What you should do. Go through the records below line by line, counting those that contain the word "icon"; answer with the count only.

[Website and app data records]
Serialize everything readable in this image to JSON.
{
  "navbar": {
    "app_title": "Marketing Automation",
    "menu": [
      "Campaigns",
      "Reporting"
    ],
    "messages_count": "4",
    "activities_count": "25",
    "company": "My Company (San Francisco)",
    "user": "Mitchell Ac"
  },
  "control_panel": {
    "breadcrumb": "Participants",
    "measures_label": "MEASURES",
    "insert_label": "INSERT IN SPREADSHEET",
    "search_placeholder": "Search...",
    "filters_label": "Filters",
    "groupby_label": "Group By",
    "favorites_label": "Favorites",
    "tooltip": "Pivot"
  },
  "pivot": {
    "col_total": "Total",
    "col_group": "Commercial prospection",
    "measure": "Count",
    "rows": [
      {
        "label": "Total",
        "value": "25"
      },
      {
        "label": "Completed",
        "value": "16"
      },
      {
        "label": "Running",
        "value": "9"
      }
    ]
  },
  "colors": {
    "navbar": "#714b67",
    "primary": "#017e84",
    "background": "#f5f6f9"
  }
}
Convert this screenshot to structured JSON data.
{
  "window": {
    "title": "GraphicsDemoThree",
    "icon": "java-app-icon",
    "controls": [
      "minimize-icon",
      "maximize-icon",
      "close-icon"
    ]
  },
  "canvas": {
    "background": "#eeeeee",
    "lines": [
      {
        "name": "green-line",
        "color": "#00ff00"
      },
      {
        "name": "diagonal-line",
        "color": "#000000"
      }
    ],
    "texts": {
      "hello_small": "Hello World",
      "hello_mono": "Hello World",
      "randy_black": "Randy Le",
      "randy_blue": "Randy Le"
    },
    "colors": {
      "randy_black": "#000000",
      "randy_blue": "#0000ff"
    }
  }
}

Reply to the task. 4